Key Note Speaker: Nadim Rouhana
Other Speakers Include: Ismael Abu-Saad, Ilan Pappe, Mazen Masri, Lisa Hajjar, Haim Yacobi, Esmail Nashif, Hilla Dayan, Shir Hever, Mtanes Shehadeh, Orly Noy, David Sheen, Nimer Sultany, Zachary Lockman, Akanksha Mehta, Dan Freeman Maloy.
In recent years, the focus of much media commentary has moved towards Israeli society and politics. Many speculate on the consequences of the rise of the settler right and the growth of Jewish orthodox religious movements. At the same time, the intensification of colonial practices in the West Bank and East Jerusalem on the one hand, and the state sponsored targeting of migrant labourers and so-called infiltrators have led many to theorise a fundamental shift in the political trajectory of the Israeli state. This perspective has been strengthened by the seemingly uniform support these policies are receiving from all sections of Israeli society, whether in the media, academia, or the left of the Israeli political spectrum. In addition, polls have repeatedly found a great majority of the Israeli population in support of these same policies.
Therefore, while previous conferences have focused on Palestinian society and politics, while only marginally touching on the func'tioning of Israel itself, this conference is fully dedicated to the investigation of the institutions, culture, politics, religion and social issues that are at the heart of the Israeli state and the Zionist logic that guides it.
The conference aims to highlight the continuities in Israeli politics both between different segments of Israeli society as well as between different epochs of the state’s existence. By focusing on specific political behaviours and trends, we hope to uncover longer term, more fundamental logics, which are based on the settler colonial nature of the state. The conference will discuss Israel’s relationship with different actors – religious groups, non Ashkenazi Jews, and non-Jewish residents; Palestinian Citizens of the state; academics and Journalists; the so-called Diaspora and Jewish organisations in the West – in order to understand Israeli politics as a totality rather than a collection of discreet actions and events.

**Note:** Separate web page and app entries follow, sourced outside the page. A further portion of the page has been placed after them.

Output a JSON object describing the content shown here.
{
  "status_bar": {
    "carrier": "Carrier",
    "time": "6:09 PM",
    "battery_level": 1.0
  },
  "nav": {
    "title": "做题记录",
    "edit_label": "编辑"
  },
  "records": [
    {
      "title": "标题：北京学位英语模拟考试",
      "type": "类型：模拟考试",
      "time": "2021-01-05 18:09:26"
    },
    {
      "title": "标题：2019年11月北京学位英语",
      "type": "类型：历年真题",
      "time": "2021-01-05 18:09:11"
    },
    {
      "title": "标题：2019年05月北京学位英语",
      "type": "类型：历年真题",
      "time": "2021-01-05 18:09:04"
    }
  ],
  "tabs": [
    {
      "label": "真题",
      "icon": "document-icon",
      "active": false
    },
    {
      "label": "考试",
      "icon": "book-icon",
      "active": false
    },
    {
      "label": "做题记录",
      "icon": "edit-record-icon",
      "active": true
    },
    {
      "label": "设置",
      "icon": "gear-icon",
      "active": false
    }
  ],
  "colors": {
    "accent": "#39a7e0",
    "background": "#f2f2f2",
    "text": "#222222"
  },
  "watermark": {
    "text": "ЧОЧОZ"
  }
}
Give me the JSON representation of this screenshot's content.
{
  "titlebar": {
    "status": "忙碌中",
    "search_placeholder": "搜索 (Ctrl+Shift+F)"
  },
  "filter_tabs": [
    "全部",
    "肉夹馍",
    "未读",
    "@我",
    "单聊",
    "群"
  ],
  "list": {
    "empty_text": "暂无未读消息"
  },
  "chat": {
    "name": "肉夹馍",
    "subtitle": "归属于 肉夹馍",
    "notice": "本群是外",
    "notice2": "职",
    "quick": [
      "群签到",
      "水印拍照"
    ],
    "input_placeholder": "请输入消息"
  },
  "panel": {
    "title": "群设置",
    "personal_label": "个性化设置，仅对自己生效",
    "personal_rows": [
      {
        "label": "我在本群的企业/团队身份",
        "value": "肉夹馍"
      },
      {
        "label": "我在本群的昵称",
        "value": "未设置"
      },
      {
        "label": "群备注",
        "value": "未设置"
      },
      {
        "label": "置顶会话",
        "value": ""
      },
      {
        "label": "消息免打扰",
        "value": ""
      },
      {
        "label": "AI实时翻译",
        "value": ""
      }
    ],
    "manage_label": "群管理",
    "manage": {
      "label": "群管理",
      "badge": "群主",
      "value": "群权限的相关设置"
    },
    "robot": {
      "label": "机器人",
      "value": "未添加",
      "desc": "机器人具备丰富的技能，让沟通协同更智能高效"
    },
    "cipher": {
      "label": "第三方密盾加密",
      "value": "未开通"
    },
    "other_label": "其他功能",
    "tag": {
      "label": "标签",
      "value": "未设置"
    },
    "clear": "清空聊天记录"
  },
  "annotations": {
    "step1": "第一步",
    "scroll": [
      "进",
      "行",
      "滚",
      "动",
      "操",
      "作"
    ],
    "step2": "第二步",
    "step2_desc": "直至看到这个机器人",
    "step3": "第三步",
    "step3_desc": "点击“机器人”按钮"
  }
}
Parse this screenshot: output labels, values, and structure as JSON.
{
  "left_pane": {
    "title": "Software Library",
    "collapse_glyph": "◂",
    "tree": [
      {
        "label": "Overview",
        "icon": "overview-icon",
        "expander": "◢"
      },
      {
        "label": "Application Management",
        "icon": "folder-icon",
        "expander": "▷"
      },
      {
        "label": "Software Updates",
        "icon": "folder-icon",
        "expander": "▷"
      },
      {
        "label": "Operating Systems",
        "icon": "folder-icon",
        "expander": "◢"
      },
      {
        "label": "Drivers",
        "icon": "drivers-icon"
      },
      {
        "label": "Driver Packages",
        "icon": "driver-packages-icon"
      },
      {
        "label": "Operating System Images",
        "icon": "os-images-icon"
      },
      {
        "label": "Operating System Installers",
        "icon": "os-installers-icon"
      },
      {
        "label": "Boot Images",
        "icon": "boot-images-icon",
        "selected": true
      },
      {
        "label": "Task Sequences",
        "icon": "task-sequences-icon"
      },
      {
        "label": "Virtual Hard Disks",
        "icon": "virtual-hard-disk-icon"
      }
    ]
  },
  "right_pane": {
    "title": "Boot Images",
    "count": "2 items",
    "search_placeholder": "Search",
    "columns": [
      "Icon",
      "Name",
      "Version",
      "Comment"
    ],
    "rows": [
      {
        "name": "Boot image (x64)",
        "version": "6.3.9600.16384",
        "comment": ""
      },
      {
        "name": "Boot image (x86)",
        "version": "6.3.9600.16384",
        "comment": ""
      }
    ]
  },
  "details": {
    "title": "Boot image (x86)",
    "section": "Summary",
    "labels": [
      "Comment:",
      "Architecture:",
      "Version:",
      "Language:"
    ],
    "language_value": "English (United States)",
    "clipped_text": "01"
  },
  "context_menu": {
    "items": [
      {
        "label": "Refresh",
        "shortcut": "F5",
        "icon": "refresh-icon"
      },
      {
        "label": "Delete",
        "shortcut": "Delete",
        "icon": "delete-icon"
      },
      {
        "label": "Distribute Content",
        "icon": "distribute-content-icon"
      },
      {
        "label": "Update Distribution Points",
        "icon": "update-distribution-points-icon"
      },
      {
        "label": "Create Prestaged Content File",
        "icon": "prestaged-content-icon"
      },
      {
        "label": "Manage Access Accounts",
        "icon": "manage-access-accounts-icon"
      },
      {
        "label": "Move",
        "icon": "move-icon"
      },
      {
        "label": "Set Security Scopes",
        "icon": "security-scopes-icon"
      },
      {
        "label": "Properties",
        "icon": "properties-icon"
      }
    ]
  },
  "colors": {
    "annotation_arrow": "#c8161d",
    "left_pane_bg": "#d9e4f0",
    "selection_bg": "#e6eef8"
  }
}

The Conference will build on the work of prior SOAS Palestine Society conferences and will bring academics, activists and organisers together in a critical conversation we hope will enhance academic enquiry, strengthen critical knowledge production, and encourage radical education on the question of the Palestinian struggle for self determination.